Crude prices fell on Thursday after the International Energy Agency cut its estimate of 2008 global oil demand raising concerns about diminishing world economic growth.

The IEA warning came along with news that the second- largest U.S. company by market value, General Electric Co., reported its quarterly profit fell for the first time since 2003.

Crude oil futures for May delivery fell 0.66 cents or 0.60 percent to $109.45 a barrel on the New York Mercantile Exchange on Friday at 11:39 a.m. Prices rose to a record of $112.21 on Wednesday as inventories dropped more than expected.

The prices of crude are up 77 percent from a year ago.

The IEA cut its 2008 global oil demand forecast for a third straight month by 310,000 barrels to 87.23 million barrels a day, the agency reported on Friday. Last month its estimate was of 87.54 million barrels a day.

General Electric Co., is commonly seen as an indicator of the U.S. economy reported its profit fell 6 percent to $4.3 billion from $4.57 billion a year ago.

The results brought attention from investors which wonder the impact of the GE news on demand.

However, according to the IEA outlook, demand from Asia may increase and investors observed Chinese crude imports were higher than expected.
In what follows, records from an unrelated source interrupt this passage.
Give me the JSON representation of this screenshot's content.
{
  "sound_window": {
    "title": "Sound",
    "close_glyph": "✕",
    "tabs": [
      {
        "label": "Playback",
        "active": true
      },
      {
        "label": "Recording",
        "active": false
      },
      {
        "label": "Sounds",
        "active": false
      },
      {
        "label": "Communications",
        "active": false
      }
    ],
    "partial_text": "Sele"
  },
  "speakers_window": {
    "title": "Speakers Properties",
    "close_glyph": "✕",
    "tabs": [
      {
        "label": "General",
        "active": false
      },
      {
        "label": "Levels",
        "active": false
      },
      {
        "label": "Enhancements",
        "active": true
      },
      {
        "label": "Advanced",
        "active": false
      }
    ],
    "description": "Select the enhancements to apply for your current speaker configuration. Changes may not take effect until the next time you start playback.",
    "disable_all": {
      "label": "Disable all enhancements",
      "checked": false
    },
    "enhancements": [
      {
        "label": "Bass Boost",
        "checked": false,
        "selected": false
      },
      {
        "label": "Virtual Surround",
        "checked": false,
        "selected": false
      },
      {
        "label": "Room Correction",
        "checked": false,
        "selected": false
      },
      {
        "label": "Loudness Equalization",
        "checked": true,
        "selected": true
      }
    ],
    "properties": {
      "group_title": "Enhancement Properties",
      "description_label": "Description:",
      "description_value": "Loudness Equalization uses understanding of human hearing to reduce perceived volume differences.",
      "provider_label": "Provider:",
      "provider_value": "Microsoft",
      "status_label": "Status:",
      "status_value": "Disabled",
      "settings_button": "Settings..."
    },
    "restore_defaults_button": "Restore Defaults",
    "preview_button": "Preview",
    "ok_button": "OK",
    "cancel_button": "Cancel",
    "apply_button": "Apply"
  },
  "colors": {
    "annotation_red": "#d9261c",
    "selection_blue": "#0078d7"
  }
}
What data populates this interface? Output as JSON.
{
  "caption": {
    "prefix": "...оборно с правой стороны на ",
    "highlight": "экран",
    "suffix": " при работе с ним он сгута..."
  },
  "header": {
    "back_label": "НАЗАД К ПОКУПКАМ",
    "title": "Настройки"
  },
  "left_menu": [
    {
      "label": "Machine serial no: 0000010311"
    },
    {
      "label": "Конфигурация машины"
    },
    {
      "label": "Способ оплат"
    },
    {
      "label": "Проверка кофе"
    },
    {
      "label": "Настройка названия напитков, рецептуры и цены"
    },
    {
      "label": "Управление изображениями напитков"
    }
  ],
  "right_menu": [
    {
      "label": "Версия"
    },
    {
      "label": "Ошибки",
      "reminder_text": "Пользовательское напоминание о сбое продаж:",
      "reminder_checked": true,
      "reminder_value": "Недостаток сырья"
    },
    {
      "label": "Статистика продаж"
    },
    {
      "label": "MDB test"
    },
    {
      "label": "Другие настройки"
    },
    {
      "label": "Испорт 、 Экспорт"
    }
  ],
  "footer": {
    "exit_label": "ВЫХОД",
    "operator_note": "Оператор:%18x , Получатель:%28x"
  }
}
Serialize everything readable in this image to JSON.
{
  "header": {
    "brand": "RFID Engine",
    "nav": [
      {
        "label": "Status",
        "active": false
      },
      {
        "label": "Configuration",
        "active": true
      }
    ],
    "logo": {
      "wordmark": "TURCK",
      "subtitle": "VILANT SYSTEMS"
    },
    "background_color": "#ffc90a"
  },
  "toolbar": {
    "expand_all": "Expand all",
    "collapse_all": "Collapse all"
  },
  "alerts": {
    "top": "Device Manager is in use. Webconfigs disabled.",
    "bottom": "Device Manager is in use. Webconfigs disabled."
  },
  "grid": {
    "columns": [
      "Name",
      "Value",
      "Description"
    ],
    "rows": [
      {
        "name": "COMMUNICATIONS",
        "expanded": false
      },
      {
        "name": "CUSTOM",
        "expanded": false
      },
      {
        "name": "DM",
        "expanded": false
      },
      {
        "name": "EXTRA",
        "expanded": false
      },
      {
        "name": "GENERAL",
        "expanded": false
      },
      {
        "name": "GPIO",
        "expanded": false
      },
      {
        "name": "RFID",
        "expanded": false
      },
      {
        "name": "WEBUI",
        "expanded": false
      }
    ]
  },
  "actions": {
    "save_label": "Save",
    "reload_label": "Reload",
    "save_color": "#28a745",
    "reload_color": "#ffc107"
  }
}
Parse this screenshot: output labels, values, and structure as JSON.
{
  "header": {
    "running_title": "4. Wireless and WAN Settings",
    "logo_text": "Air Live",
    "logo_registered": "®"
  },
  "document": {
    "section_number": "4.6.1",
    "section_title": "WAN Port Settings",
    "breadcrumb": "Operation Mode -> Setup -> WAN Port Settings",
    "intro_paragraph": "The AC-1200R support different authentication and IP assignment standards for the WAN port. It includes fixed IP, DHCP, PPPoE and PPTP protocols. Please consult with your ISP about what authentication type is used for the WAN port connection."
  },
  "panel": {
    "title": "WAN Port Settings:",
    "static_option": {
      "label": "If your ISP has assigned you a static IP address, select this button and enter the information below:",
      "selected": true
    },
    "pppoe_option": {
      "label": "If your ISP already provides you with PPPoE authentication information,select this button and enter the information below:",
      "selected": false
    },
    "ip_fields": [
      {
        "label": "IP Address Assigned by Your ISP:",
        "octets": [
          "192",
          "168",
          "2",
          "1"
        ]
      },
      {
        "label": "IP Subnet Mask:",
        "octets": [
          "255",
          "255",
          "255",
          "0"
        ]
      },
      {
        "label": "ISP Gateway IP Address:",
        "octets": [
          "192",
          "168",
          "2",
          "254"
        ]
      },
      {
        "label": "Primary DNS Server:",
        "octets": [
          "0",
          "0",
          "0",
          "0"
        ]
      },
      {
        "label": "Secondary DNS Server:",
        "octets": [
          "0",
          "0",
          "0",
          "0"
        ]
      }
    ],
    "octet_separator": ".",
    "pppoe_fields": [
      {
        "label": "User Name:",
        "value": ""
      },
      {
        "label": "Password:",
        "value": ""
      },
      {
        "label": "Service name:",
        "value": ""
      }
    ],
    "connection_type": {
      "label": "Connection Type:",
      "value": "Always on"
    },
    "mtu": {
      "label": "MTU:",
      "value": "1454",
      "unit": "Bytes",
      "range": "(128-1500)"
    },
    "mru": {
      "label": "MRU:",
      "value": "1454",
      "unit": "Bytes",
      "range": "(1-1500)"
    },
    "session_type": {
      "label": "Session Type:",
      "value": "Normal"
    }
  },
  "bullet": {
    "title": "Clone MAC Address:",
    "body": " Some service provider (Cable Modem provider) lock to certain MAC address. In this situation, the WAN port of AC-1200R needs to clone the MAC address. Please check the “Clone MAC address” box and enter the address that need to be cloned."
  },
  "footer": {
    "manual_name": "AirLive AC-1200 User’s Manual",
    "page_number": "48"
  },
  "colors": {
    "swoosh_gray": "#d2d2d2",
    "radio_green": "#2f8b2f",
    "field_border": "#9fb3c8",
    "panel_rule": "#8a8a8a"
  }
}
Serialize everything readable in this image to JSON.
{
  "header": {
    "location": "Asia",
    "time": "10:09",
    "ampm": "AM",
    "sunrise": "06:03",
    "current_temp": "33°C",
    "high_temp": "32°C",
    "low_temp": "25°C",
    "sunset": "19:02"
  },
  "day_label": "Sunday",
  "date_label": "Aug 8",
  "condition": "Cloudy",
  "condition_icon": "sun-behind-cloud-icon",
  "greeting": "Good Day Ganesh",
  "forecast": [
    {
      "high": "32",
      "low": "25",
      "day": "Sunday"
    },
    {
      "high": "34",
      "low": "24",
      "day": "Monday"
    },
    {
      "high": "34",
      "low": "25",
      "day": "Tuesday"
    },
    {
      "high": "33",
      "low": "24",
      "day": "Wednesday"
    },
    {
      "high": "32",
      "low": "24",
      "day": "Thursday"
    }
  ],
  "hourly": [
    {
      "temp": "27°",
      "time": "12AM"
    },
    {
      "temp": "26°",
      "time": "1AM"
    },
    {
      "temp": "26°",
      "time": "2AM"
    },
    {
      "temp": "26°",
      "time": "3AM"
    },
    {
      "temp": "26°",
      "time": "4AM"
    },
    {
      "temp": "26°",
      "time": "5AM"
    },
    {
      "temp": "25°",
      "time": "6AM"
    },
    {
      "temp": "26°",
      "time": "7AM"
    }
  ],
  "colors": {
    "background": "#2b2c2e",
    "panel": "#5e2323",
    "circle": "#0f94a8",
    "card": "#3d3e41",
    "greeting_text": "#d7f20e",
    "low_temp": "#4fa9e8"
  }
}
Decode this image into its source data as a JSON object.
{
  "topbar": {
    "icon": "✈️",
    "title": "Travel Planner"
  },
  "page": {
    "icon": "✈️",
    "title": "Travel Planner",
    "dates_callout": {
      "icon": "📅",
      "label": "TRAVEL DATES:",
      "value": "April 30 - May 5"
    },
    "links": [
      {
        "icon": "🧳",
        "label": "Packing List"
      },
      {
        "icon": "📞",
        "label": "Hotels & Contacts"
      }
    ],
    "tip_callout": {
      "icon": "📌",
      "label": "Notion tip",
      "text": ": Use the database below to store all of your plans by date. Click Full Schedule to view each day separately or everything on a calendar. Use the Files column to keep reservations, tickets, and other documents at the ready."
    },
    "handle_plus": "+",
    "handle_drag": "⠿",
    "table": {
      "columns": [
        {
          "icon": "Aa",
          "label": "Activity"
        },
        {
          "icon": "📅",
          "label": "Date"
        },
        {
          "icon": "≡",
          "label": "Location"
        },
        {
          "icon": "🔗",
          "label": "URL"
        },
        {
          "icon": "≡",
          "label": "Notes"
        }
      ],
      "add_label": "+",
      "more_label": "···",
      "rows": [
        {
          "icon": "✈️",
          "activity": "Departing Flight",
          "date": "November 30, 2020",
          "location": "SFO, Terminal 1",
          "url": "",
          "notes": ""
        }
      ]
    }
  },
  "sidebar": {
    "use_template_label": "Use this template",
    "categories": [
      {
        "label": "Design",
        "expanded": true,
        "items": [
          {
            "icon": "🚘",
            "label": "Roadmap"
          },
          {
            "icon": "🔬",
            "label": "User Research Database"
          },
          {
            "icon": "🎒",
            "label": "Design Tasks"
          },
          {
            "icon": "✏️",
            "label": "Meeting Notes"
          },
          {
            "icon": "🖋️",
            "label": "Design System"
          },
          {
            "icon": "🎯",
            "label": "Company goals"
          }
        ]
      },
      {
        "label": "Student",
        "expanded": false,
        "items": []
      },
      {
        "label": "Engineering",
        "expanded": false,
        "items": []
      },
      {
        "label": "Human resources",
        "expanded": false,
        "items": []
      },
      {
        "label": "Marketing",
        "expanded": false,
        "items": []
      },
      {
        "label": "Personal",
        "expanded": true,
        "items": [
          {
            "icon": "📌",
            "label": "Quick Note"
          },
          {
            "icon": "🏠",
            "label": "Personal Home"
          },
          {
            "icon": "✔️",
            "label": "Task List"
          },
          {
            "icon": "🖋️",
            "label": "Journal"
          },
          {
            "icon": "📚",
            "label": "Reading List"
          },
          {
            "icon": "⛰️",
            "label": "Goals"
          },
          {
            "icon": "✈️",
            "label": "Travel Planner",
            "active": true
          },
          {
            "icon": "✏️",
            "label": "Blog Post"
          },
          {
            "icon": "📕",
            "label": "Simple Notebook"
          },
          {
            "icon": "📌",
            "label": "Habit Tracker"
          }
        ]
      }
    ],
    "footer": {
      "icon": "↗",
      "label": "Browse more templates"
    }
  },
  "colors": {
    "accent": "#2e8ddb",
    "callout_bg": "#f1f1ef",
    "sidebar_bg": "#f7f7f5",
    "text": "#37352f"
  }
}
March crude oil imports into China demand soared to a record of 17.3 million metric tons, Reuters noted.

Brent crude for delivery in three months fell 0.31 cents or 0.29 percent to $107.60 a barrel on the London ICE Futures Exchange on Friday.